After stopping at Gooseberry State Park we drove up the shore for a brief visit to Split Rock Lighthouse. The color was just starting to turn.



In late September we stopped at Amnicon Falls State Park. The area had heavy rains during the previous week and there was a lot of water flowing in the Amnicon River. Our first stop in the park was Now and Then Falls. The fall leaves were very colorful.


Several views of Lower Falls.


Snake Pit Falls.

Upper Falls.

Several other smaller waterfalls.

These are my favorite photography locations in Wisconsin. More photos can be found on my website.


Blue Hills

Crex Meadows Wildlife Area


Devil’s Lake State Park


Gibraltar Rock State Natural Area


Gile Flowage


Hoffman Hills State Recreation Area


Lost Creek Falls


Parfrey’s Glen State Natural Area


Parfrey’s Glen State Natural Area

Vilas County




When there is not a lot of wildlife to be found at Crex Meadow I like to photograph some of the interesting landscapes.


Just about every fall my wife and I travel to the U.P. of Michigan to seek out the beautiful fall colors. Here are some of my favorite locations. More fall photos from the U.P. can be found on my website.

Au Train Falls

Black River Harbor

Bonanza Falls

Bond Falls

Copper Peak International Ski Flying Hill

Hiawatha National Forest

Laughing Whitefish Falls

Pictured Rocks National Lakeshore

Porcupine Mountains Wilderness State Park

Seney National Wildlife Refuge

We spent several days driving and hiking in Theodore Roosevelt National Park in late spring. There are some fantastic views of the interior of the park from the Boicourt Overlook.

We stopped at Peaceful Valley Ranch to look around. This is also an access point for many hiking trails. Unfortunately access to the trails requires crossing the Little Missouri River. This year the water was a little high and we noticed only one car in the parking lot. As we were watching this lone female was returning from her hike.

A Panorama of the bend in the Little Missouri River.


There was a variety of wildlife in addition to the wild horses. This young Pronghorn was in a valley off of East River Road. We saw several males in another section of the park.

This is one of the better parks to observe to observe Prairie Dogs. The little ones were out in force.

We typically don’t see many Buffalo. The first one was on the trail to the Old East Entrance Station. The second one had an itch and we watched it for about 15 minutes as it rubbed against the hillside.

Lots of interesting rock formations around the park.


Early in the morning we drove out to the Cathedral Spires Trail on the Needles Highway. It is good to get to the parking lot early because space is limited.The trail is short but steep as it goes up a gully. The Cathedral Spires are spectacular. I wish that there had been some climbers in the area. It would have been fun to watch them climb.  It was a beautiful morning. When we reached the trails end we met another person from Wisconsin. Turns out he lives about 50 miles from us. It’s a small world.

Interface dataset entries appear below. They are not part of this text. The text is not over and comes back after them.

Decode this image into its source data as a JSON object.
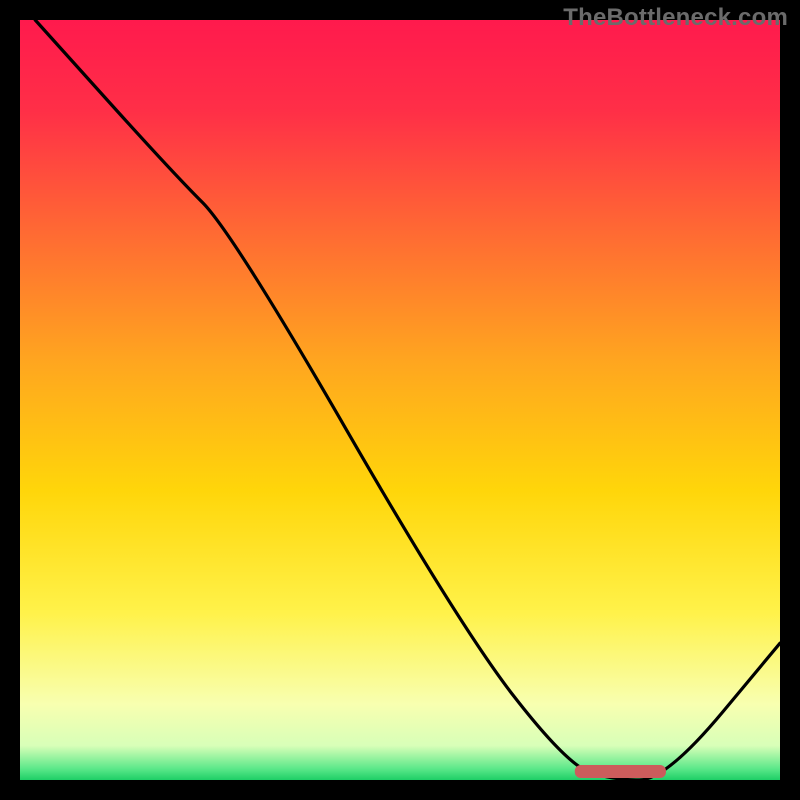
{
  "watermark": "TheBottleneck.com",
  "chart_data": {
    "type": "line",
    "title": "",
    "xlabel": "",
    "ylabel": "",
    "xlim": [
      0,
      100
    ],
    "ylim": [
      0,
      100
    ],
    "axes_visible": false,
    "background_gradient": {
      "stops": [
        {
          "offset": 0.0,
          "color": "#ff1a4d"
        },
        {
          "offset": 0.12,
          "color": "#ff2f47"
        },
        {
          "offset": 0.28,
          "color": "#ff6a33"
        },
        {
          "offset": 0.45,
          "color": "#ffa61f"
        },
        {
          "offset": 0.62,
          "color": "#ffd60a"
        },
        {
          "offset": 0.78,
          "color": "#fff24a"
        },
        {
          "offset": 0.9,
          "color": "#f8ffb0"
        },
        {
          "offset": 0.955,
          "color": "#d8ffb8"
        },
        {
          "offset": 0.985,
          "color": "#5ce88a"
        },
        {
          "offset": 1.0,
          "color": "#1ecf66"
        }
      ]
    },
    "series": [
      {
        "name": "bottleneck-curve",
        "points": [
          {
            "x": 2,
            "y": 100
          },
          {
            "x": 20,
            "y": 80
          },
          {
            "x": 28,
            "y": 72
          },
          {
            "x": 58,
            "y": 20
          },
          {
            "x": 72,
            "y": 2
          },
          {
            "x": 78,
            "y": 0
          },
          {
            "x": 85,
            "y": 0
          },
          {
            "x": 100,
            "y": 18
          }
        ]
      }
    ],
    "marker": {
      "x_start": 73,
      "x_end": 85,
      "y": 0,
      "color": "#cc5c5c"
    }
  }
}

Every year that we visit Custer State Park we try to hike to the top of Black Elk Peak at least once. Our hikes normally start at Sylvan Lake. The lake can be spectacular early in the morning. We opted for an early start because we were scheduled to get some bad weather later in the day.

The Trails to Black Elk Peak were in rough shape. The Black Hills had received a lot of rain this spring and just the week before had seen over 21 inches of snow in some spots. Everything seemed to be a bit behind in terms of the trees leafing out. There was a lot of mud on the trail and a lot of trails were badly eroded. The conditions are the worst I’ve seen in the last 30 years.

The sun was out at the start of the hike although we could see clouds in the northwest.

As we neared the spur trail to the summit it started to rain and we heard a loud clap of thunder. We immediately turned around but after backtracking for a short distance we determined that the electrical storm had missed us so we headed back toward the summit.

On the way back down we took the trail toward the Cathedral Spires. We could see that it was raining hard off in the distance.

We stopped for a bite to eat at the Cathedral Spires overlook and it was sunny out but by the time we made it back to Sylvan Lake it looked like rain. Shortly after leaving the parking lot it started raining hard.